■ **Task objective**: Below are records; report the number of lines in them that include the word "subtitle", with no other text.

Dataset rows for apps and sites:
====
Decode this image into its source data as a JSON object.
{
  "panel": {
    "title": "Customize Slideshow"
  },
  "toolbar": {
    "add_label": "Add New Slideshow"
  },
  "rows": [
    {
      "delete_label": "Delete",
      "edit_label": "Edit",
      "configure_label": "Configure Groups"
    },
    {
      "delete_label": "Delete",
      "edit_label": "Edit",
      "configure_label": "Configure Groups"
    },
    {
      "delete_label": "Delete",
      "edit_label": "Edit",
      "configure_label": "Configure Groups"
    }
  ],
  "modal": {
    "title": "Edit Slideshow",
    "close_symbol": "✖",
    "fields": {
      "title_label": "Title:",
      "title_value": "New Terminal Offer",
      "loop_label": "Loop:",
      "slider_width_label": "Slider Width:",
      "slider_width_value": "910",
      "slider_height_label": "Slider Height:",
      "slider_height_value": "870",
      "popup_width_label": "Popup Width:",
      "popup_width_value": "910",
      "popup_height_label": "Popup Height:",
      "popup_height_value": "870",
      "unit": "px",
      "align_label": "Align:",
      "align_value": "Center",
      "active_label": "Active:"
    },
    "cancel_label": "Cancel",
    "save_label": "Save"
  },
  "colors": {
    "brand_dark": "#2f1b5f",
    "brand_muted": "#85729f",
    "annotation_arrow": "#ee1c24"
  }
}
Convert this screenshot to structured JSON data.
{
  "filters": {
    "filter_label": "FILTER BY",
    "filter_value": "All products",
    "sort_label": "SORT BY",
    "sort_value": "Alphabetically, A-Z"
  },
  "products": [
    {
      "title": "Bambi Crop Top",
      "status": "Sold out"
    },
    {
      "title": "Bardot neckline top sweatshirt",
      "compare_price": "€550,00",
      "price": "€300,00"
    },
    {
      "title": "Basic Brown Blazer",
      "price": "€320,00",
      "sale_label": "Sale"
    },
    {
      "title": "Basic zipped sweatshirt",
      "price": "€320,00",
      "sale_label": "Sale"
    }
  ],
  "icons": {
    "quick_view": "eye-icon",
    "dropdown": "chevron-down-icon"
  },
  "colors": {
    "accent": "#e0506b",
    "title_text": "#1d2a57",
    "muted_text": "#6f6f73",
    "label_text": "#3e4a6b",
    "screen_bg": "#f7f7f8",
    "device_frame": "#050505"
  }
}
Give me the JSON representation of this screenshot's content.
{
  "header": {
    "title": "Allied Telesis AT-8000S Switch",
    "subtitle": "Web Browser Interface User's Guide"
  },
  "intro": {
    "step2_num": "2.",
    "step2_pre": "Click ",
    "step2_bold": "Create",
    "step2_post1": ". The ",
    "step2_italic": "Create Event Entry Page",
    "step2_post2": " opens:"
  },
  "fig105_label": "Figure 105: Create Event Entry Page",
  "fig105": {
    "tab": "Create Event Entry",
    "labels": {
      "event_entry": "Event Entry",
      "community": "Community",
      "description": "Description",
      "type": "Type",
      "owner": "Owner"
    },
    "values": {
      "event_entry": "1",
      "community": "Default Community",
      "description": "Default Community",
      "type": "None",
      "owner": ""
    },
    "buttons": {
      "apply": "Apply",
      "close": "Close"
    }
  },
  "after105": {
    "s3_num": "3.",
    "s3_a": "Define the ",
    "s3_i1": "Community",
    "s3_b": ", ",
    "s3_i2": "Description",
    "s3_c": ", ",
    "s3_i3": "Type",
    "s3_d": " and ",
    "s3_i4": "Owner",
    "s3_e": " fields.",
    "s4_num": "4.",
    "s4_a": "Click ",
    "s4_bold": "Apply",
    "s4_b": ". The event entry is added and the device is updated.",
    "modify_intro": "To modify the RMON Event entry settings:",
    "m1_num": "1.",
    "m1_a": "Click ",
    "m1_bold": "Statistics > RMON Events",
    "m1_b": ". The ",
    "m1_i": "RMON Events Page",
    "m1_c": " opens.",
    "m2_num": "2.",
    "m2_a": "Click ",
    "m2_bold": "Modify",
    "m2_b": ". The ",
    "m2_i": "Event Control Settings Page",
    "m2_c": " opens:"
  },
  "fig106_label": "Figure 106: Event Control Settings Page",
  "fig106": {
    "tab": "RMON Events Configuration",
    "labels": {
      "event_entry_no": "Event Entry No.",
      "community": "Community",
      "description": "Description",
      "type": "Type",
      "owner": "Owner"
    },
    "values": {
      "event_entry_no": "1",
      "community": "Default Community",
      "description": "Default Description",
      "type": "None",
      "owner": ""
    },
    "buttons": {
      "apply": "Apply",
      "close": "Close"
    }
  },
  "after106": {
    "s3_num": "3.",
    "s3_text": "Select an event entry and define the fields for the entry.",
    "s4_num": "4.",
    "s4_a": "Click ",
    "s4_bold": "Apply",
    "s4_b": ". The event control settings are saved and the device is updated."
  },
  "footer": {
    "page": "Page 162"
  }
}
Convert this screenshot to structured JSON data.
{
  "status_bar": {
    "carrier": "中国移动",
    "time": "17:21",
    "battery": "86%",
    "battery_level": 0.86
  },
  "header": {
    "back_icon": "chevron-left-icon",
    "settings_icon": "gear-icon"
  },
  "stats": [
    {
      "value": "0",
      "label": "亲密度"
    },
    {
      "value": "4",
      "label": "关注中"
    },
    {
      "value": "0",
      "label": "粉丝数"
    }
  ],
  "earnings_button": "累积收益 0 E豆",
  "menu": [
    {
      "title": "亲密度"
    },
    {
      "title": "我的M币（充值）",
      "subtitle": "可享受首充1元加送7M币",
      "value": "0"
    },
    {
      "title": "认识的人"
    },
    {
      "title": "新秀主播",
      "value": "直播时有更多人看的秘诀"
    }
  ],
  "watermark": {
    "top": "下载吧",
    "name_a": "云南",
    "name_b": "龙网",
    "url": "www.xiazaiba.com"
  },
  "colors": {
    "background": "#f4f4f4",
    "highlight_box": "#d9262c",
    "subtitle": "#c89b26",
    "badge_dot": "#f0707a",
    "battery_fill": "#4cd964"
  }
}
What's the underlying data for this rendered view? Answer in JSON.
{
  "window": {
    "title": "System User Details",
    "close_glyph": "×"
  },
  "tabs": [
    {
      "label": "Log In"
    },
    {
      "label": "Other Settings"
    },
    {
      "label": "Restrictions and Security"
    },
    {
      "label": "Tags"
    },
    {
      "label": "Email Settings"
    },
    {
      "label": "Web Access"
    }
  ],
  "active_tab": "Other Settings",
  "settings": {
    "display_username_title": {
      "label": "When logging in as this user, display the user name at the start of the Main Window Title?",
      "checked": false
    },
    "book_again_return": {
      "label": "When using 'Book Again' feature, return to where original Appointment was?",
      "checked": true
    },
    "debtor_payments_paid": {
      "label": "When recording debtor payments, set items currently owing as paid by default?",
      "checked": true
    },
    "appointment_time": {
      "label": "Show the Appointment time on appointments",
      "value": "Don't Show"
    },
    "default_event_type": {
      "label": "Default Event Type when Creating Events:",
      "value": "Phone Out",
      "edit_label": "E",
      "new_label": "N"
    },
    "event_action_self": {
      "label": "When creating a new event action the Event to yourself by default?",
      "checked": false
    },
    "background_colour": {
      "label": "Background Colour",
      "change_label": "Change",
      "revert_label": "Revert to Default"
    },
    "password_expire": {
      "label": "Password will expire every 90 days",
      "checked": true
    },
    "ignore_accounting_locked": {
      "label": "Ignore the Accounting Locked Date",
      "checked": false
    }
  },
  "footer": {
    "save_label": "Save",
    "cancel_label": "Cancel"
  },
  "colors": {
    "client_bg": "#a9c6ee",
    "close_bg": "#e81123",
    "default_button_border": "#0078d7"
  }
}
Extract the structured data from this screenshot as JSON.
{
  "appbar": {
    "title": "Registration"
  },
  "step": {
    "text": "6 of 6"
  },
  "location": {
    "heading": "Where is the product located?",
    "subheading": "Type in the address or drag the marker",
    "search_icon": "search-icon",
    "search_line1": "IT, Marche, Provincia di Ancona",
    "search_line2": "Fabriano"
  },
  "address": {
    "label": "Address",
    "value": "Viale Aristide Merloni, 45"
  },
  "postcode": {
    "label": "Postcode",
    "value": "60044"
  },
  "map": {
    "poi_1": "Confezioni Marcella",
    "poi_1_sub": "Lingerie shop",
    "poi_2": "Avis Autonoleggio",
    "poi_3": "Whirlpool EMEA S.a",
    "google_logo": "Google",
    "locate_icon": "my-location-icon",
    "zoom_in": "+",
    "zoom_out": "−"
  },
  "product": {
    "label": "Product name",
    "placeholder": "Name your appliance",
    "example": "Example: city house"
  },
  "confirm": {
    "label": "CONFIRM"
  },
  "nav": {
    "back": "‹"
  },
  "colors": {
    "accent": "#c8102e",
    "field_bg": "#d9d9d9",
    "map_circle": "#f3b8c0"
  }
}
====
■ **Response area**: 3